**THE TASK:**
A complete, word-for-word restatement of the entries is needed.

**Interface dataset entries:**
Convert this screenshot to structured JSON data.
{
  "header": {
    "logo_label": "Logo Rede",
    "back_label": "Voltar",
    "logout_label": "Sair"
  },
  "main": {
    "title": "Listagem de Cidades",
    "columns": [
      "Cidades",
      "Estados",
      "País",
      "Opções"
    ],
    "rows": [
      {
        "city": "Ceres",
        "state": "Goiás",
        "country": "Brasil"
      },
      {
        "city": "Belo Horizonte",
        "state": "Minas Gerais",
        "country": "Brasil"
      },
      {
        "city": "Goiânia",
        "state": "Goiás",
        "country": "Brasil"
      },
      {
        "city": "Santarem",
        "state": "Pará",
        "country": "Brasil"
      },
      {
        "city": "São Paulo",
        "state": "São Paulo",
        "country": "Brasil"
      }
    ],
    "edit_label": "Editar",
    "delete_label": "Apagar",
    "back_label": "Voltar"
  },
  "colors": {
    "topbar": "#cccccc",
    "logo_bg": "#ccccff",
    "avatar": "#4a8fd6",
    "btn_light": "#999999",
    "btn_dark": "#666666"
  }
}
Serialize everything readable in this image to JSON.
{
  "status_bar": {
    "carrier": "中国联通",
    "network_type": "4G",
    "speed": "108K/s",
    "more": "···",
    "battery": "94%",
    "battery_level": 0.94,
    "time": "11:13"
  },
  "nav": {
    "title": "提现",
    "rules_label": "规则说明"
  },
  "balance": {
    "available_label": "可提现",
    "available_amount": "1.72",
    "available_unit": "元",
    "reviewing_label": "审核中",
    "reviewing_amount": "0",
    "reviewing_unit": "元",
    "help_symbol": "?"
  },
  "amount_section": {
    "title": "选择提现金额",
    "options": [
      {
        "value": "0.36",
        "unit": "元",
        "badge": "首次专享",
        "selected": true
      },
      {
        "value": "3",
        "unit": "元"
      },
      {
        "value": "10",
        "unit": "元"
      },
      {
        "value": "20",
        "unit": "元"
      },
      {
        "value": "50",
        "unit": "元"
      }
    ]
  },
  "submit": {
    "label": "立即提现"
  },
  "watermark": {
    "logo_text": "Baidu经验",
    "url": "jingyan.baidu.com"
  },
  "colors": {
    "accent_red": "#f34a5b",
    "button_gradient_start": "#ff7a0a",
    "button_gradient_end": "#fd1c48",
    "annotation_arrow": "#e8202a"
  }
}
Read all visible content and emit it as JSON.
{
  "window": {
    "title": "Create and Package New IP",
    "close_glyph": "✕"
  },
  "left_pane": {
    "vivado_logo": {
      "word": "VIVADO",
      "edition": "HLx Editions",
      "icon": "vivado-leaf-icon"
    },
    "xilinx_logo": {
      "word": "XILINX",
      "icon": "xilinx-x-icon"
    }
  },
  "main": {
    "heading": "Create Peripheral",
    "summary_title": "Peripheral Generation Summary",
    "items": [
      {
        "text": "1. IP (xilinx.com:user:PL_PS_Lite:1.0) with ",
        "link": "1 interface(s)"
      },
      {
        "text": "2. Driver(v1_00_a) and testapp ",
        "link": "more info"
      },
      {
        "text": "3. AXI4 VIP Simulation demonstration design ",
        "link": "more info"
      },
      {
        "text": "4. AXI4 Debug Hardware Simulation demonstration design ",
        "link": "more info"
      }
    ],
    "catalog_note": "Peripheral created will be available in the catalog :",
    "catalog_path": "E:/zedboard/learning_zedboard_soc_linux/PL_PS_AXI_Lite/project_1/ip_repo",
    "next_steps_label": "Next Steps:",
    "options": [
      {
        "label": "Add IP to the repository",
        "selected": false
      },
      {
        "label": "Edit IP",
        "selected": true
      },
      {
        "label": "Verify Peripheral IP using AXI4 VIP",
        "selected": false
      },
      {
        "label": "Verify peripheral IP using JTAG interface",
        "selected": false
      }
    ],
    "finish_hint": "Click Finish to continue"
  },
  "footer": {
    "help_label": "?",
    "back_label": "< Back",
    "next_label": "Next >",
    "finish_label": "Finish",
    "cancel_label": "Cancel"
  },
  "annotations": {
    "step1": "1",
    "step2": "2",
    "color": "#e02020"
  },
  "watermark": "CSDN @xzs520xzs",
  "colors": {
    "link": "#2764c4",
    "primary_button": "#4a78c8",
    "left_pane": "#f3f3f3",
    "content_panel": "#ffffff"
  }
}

**WRITTEN REPLY:**
Convert this screenshot to structured JSON data.
{
  "header": {
    "logo_label": "Logo Rede",
    "back_label": "Voltar",
    "logout_label": "Sair"
  },
  "main": {
    "title": "Listagem de Cidades",
    "columns": [
      "Cidades",
      "Estados",
      "País",
      "Opções"
    ],
    "rows": [
      {
        "city": "Ceres",
        "state": "Goiás",
        "country": "Brasil"
      },
      {
        "city": "Belo Horizonte",
        "state": "Minas Gerais",
        "country": "Brasil"
      },
      {
        "city": "Goiânia",
        "state": "Goiás",
        "country": "Brasil"
      },
      {
        "city": "Santarem",
        "state": "Pará",
        "country": "Brasil"
      },
      {
        "city": "São Paulo",
        "state": "São Paulo",
        "country": "Brasil"
      }
    ],
    "edit_label": "Editar",
    "delete_label": "Apagar",
    "back_label": "Voltar"
  },
  "colors": {
    "topbar": "#cccccc",
    "logo_bg": "#ccccff",
    "avatar": "#4a8fd6",
    "btn_light": "#999999",
    "btn_dark": "#666666"
  }
}
Serialize everything readable in this image to JSON.
{
  "status_bar": {
    "carrier": "中国联通",
    "network_type": "4G",
    "speed": "108K/s",
    "more": "···",
    "battery": "94%",
    "battery_level": 0.94,
    "time": "11:13"
  },
  "nav": {
    "title": "提现",
    "rules_label": "规则说明"
  },
  "balance": {
    "available_label": "可提现",
    "available_amount": "1.72",
    "available_unit": "元",
    "reviewing_label": "审核中",
    "reviewing_amount": "0",
    "reviewing_unit": "元",
    "help_symbol": "?"
  },
  "amount_section": {
    "title": "选择提现金额",
    "options": [
      {
        "value": "0.36",
        "unit": "元",
        "badge": "首次专享",
        "selected": true
      },
      {
        "value": "3",
        "unit": "元"
      },
      {
        "value": "10",
        "unit": "元"
      },
      {
        "value": "20",
        "unit": "元"
      },
      {
        "value": "50",
        "unit": "元"
      }
    ]
  },
  "submit": {
    "label": "立即提现"
  },
  "watermark": {
    "logo_text": "Baidu经验",
    "url": "jingyan.baidu.com"
  },
  "colors": {
    "accent_red": "#f34a5b",
    "button_gradient_start": "#ff7a0a",
    "button_gradient_end": "#fd1c48",
    "annotation_arrow": "#e8202a"
  }
}
Read all visible content and emit it as JSON.
{
  "window": {
    "title": "Create and Package New IP",
    "close_glyph": "✕"
  },
  "left_pane": {
    "vivado_logo": {
      "word": "VIVADO",
      "edition": "HLx Editions",
      "icon": "vivado-leaf-icon"
    },
    "xilinx_logo": {
      "word": "XILINX",
      "icon": "xilinx-x-icon"
    }
  },
  "main": {
    "heading": "Create Peripheral",
    "summary_title": "Peripheral Generation Summary",
    "items": [
      {
        "text": "1. IP (xilinx.com:user:PL_PS_Lite:1.0) with ",
        "link": "1 interface(s)"
      },
      {
        "text": "2. Driver(v1_00_a) and testapp ",
        "link": "more info"
      },
      {
        "text": "3. AXI4 VIP Simulation demonstration design ",
        "link": "more info"
      },
      {
        "text": "4. AXI4 Debug Hardware Simulation demonstration design ",
        "link": "more info"
      }
    ],
    "catalog_note": "Peripheral created will be available in the catalog :",
    "catalog_path": "E:/zedboard/learning_zedboard_soc_linux/PL_PS_AXI_Lite/project_1/ip_repo",
    "next_steps_label": "Next Steps:",
    "options": [
      {
        "label": "Add IP to the repository",
        "selected": false
      },
      {
        "label": "Edit IP",
        "selected": true
      },
      {
        "label": "Verify Peripheral IP using AXI4 VIP",
        "selected": false
      },
      {
        "label": "Verify peripheral IP using JTAG interface",
        "selected": false
      }
    ],
    "finish_hint": "Click Finish to continue"
  },
  "footer": {
    "help_label": "?",
    "back_label": "< Back",
    "next_label": "Next >",
    "finish_label": "Finish",
    "cancel_label": "Cancel"
  },
  "annotations": {
    "step1": "1",
    "step2": "2",
    "color": "#e02020"
  },
  "watermark": "CSDN @xzs520xzs",
  "colors": {
    "link": "#2764c4",
    "primary_button": "#4a78c8",
    "left_pane": "#f3f3f3",
    "content_panel": "#ffffff"
  }
}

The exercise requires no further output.